In Hawaiian traditions, words have mana, spiritual or divine power, and aloha and mahalo are among the most sacred and powerful and to be properly understood, they must be experienced.  Hawaiian language is very subtle, with poetic, spiritual and hidden (kaona) meanings to many words and phrases.  Deeper meaning and sacredness is hinted at by the root words of these words. Linguists differ in their opinions as to the exact meanings and origins, but this is what was told to me by a kahuna-nui – an elder priestess – that I had occasion to work with a few years ago.  She told me to think of them as one word blessings or prayers.

On a spiritual level, aloha is an invocation of the divine (ka akua) and mahalo is a divine blessing.
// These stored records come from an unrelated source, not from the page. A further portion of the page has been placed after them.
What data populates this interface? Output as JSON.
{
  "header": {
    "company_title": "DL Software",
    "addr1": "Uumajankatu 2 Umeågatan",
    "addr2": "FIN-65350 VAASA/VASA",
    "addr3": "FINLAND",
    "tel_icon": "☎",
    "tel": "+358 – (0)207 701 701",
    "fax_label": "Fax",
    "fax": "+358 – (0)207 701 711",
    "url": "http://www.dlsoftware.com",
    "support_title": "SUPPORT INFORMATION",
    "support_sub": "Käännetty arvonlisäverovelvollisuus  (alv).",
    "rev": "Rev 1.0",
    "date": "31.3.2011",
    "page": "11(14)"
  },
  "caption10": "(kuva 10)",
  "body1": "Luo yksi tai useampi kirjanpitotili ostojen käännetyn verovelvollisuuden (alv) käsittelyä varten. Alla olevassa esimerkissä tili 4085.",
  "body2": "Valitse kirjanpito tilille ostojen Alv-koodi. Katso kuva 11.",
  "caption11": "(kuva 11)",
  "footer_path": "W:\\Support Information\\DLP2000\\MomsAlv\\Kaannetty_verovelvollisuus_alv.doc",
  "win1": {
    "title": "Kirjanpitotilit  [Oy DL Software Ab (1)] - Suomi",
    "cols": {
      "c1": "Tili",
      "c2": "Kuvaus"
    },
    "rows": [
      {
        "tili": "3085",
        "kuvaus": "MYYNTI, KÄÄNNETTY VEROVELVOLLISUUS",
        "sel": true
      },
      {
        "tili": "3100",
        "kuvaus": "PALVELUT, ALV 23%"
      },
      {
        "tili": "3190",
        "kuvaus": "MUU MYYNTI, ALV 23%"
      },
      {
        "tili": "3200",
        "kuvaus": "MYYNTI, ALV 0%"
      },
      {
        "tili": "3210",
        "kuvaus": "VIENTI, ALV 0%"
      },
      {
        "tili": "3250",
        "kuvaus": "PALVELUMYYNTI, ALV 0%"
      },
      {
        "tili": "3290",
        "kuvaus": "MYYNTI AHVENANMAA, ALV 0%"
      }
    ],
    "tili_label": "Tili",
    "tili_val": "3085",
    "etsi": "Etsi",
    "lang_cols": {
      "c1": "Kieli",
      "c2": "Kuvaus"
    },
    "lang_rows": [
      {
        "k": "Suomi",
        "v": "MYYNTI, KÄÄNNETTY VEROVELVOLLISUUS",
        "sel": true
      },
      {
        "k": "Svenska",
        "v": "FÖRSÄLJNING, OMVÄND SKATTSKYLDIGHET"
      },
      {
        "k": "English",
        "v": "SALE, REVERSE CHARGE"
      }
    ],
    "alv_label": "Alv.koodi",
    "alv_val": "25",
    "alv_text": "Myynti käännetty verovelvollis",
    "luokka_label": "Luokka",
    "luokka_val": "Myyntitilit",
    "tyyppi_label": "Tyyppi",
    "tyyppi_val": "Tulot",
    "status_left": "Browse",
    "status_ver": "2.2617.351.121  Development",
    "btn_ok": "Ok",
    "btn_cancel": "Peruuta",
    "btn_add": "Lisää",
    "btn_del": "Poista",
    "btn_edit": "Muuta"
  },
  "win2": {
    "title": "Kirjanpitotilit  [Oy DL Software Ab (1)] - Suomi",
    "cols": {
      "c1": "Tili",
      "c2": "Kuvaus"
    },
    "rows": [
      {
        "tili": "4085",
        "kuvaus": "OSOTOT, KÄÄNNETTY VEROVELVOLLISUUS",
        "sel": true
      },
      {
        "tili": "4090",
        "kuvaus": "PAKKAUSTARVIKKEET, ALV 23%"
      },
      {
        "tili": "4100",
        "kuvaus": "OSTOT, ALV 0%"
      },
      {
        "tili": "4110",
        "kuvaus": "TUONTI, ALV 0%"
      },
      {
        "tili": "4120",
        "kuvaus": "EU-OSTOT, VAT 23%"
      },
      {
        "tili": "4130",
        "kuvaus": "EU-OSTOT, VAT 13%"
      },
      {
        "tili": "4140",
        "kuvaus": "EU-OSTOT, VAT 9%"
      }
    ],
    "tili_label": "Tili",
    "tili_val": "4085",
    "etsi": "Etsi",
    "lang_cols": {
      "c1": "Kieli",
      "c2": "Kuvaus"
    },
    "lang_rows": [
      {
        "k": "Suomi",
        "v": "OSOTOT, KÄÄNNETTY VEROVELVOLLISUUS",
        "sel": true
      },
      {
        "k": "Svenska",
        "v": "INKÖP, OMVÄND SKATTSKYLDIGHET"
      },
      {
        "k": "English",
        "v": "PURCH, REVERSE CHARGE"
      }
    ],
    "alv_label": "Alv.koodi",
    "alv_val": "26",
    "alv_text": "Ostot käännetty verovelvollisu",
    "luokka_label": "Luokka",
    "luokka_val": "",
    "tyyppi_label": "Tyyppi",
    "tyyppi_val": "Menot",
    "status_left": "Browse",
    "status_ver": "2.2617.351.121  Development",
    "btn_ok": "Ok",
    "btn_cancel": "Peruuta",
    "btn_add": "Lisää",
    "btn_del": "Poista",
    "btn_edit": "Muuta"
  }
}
Both are acknowledgments of the divinity that dwells within and without and is everywhere and in everything.

Aloha 
[Alo = presence, front, face] + [hâ = breath]
”The presence of (divine) Breath.”
Mahalo 
[Ma = In] + [hâ = breath] + [alo = presence, front, face]
”(May you be) in (divine) Breath.”

The following are dictionary definitions using English words, which are an approximation of the complexity of the Hawaiian meaning:
Aloha: 
1. Love, affection, compassion, mercy, sympathy, pity, kindness, sentiment, grace, charity; greeting, salutation, regards; sweetheart, lover, lover, loved one; beloved, loving, kind, compassionate, charitable, lovable; to love, be fond of; to show kindness, mercy, pity, charity, affection; to venerate; to remember with affection; to greet, to hail. Greetings! Hello! Good-by! Farewell! Alas!
Aloha `oe! 
[ah loh’ hah oe!] 
May you be loved or greeted! 
Farewell or greetings to one person.

Aloha kâua! 
[ah loh’ hah KAH’oo (w)ah!]
May there be friendship or love between us! 
Greetings to you and me!

Aloha kâkou! 
[ah loh’ hah KAH’ kou!]
same as above, but to more than one person.

Ke aloha nô! 
[ah loh hah NOH’] 
Aloha indeed!

Aloha! 
[ Ah loh’ hah!] 
Greetings!”

Aloha au iâ `oe.
[ah loh’ hah vau’ ee (Y)AH’ oe] 
I love you.

Mahalo:
1. Thanks, gratitude; to thank.

Mahalo nui loa.
[mah hah’ loh noo'(w)ee loh'(w)ah] 
Thanks very much.

`Ôlelo mahalo 
[OH’ leh loh mah hah’ loh]
Compliment

• Mahalo â nui 
[mah hah’ loh (W)AH’ noo'(w)ee]
Thanks very much.
2. Admiration, praise, esteem, regards, respects; to admire, praise, appreciate.

`O wau nô me ka mahalo, 
[oh vau NOH’ meh kah mah hah’loh] 
I am, [yours] respectfully,

Ka mea i mahalo `ia, Laki 
[kah meh'(y)ah ee mah hah’loh ee'(y)ah, lah’ kee] 
The esteemed Laki.”
*Source: Pukui, Mary Kawena & Elbert, Samuel H., HAWAIIAN DICTIONARY, University of Hawai`i Press, Honolulu, 1986.